(Listed entries begins)

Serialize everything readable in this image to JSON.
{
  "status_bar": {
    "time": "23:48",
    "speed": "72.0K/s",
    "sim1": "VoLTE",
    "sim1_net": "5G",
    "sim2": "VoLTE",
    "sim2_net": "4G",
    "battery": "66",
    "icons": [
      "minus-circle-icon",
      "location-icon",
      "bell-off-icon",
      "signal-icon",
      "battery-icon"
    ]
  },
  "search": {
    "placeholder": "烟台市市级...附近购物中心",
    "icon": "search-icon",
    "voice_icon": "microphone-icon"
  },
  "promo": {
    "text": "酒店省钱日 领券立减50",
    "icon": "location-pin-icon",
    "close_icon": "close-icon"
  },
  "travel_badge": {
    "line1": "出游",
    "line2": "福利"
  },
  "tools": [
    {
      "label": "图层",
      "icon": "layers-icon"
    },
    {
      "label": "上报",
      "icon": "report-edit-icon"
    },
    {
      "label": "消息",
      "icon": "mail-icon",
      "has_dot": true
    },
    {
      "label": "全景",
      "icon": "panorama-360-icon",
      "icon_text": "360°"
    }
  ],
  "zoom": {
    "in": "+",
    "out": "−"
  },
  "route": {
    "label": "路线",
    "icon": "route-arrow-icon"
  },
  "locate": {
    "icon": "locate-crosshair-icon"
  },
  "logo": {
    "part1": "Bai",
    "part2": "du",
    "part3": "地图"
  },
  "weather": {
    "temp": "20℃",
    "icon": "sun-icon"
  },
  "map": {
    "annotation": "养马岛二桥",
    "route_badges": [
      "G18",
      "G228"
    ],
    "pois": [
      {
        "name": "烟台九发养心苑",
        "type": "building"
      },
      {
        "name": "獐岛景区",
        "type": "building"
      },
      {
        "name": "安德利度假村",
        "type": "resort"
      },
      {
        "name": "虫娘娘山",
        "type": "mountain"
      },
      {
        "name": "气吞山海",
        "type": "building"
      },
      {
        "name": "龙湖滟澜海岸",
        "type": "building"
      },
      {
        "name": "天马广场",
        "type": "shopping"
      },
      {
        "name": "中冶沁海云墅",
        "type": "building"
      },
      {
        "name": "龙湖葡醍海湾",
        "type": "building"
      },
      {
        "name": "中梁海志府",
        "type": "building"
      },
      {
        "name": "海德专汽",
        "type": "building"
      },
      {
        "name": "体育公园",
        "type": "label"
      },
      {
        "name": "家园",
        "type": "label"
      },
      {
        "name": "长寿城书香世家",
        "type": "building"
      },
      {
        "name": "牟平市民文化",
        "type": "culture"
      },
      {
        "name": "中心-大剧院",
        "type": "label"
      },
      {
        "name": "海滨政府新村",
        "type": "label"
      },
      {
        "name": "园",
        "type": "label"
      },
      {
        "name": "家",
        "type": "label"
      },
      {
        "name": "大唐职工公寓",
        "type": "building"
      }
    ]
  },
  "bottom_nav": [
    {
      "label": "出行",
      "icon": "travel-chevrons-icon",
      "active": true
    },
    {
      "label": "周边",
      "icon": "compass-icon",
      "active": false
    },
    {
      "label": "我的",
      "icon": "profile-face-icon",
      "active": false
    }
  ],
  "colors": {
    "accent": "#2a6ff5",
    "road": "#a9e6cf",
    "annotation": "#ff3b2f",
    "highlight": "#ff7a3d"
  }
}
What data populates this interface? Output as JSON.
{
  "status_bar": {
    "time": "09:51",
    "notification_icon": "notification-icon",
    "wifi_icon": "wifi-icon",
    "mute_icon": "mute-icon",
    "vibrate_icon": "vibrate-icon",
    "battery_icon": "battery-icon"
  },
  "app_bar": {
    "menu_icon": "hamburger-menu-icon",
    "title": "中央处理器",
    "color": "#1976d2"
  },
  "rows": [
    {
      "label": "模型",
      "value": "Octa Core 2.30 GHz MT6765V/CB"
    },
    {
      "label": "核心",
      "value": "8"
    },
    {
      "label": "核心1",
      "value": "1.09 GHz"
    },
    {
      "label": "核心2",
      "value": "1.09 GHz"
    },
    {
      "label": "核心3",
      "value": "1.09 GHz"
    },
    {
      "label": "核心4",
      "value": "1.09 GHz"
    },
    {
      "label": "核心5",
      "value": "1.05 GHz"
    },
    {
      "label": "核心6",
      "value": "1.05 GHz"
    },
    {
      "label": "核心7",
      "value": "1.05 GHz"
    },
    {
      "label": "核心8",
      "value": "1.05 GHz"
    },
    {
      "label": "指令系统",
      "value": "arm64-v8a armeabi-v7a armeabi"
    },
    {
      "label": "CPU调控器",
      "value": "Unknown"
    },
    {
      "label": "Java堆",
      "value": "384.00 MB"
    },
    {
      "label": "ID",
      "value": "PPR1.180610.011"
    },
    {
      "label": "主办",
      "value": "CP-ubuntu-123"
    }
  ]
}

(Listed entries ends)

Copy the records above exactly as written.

Serialize everything readable in this image to JSON.
{
  "status_bar": {
    "time": "23:48",
    "speed": "72.0K/s",
    "sim1": "VoLTE",
    "sim1_net": "5G",
    "sim2": "VoLTE",
    "sim2_net": "4G",
    "battery": "66",
    "icons": [
      "minus-circle-icon",
      "location-icon",
      "bell-off-icon",
      "signal-icon",
      "battery-icon"
    ]
  },
  "search": {
    "placeholder": "烟台市市级...附近购物中心",
    "icon": "search-icon",
    "voice_icon": "microphone-icon"
  },
  "promo": {
    "text": "酒店省钱日 领券立减50",
    "icon": "location-pin-icon",
    "close_icon": "close-icon"
  },
  "travel_badge": {
    "line1": "出游",
    "line2": "福利"
  },
  "tools": [
    {
      "label": "图层",
      "icon": "layers-icon"
    },
    {
      "label": "上报",
      "icon": "report-edit-icon"
    },
    {
      "label": "消息",
      "icon": "mail-icon",
      "has_dot": true
    },
    {
      "label": "全景",
      "icon": "panorama-360-icon",
      "icon_text": "360°"
    }
  ],
  "zoom": {
    "in": "+",
    "out": "−"
  },
  "route": {
    "label": "路线",
    "icon": "route-arrow-icon"
  },
  "locate": {
    "icon": "locate-crosshair-icon"
  },
  "logo": {
    "part1": "Bai",
    "part2": "du",
    "part3": "地图"
  },
  "weather": {
    "temp": "20℃",
    "icon": "sun-icon"
  },
  "map": {
    "annotation": "养马岛二桥",
    "route_badges": [
      "G18",
      "G228"
    ],
    "pois": [
      {
        "name": "烟台九发养心苑",
        "type": "building"
      },
      {
        "name": "獐岛景区",
        "type": "building"
      },
      {
        "name": "安德利度假村",
        "type": "resort"
      },
      {
        "name": "虫娘娘山",
        "type": "mountain"
      },
      {
        "name": "气吞山海",
        "type": "building"
      },
      {
        "name": "龙湖滟澜海岸",
        "type": "building"
      },
      {
        "name": "天马广场",
        "type": "shopping"
      },
      {
        "name": "中冶沁海云墅",
        "type": "building"
      },
      {
        "name": "龙湖葡醍海湾",
        "type": "building"
      },
      {
        "name": "中梁海志府",
        "type": "building"
      },
      {
        "name": "海德专汽",
        "type": "building"
      },
      {
        "name": "体育公园",
        "type": "label"
      },
      {
        "name": "家园",
        "type": "label"
      },
      {
        "name": "长寿城书香世家",
        "type": "building"
      },
      {
        "name": "牟平市民文化",
        "type": "culture"
      },
      {
        "name": "中心-大剧院",
        "type": "label"
      },
      {
        "name": "海滨政府新村",
        "type": "label"
      },
      {
        "name": "园",
        "type": "label"
      },
      {
        "name": "家",
        "type": "label"
      },
      {
        "name": "大唐职工公寓",
        "type": "building"
      }
    ]
  },
  "bottom_nav": [
    {
      "label": "出行",
      "icon": "travel-chevrons-icon",
      "active": true
    },
    {
      "label": "周边",
      "icon": "compass-icon",
      "active": false
    },
    {
      "label": "我的",
      "icon": "profile-face-icon",
      "active": false
    }
  ],
  "colors": {
    "accent": "#2a6ff5",
    "road": "#a9e6cf",
    "annotation": "#ff3b2f",
    "highlight": "#ff7a3d"
  }
}
What data populates this interface? Output as JSON.
{
  "status_bar": {
    "time": "09:51",
    "notification_icon": "notification-icon",
    "wifi_icon": "wifi-icon",
    "mute_icon": "mute-icon",
    "vibrate_icon": "vibrate-icon",
    "battery_icon": "battery-icon"
  },
  "app_bar": {
    "menu_icon": "hamburger-menu-icon",
    "title": "中央处理器",
    "color": "#1976d2"
  },
  "rows": [
    {
      "label": "模型",
      "value": "Octa Core 2.30 GHz MT6765V/CB"
    },
    {
      "label": "核心",
      "value": "8"
    },
    {
      "label": "核心1",
      "value": "1.09 GHz"
    },
    {
      "label": "核心2",
      "value": "1.09 GHz"
    },
    {
      "label": "核心3",
      "value": "1.09 GHz"
    },
    {
      "label": "核心4",
      "value": "1.09 GHz"
    },
    {
      "label": "核心5",
      "value": "1.05 GHz"
    },
    {
      "label": "核心6",
      "value": "1.05 GHz"
    },
    {
      "label": "核心7",
      "value": "1.05 GHz"
    },
    {
      "label": "核心8",
      "value": "1.05 GHz"
    },
    {
      "label": "指令系统",
      "value": "arm64-v8a armeabi-v7a armeabi"
    },
    {
      "label": "CPU调控器",
      "value": "Unknown"
    },
    {
      "label": "Java堆",
      "value": "384.00 MB"
    },
    {
      "label": "ID",
      "value": "PPR1.180610.011"
    },
    {
      "label": "主办",
      "value": "CP-ubuntu-123"
    }
  ]
}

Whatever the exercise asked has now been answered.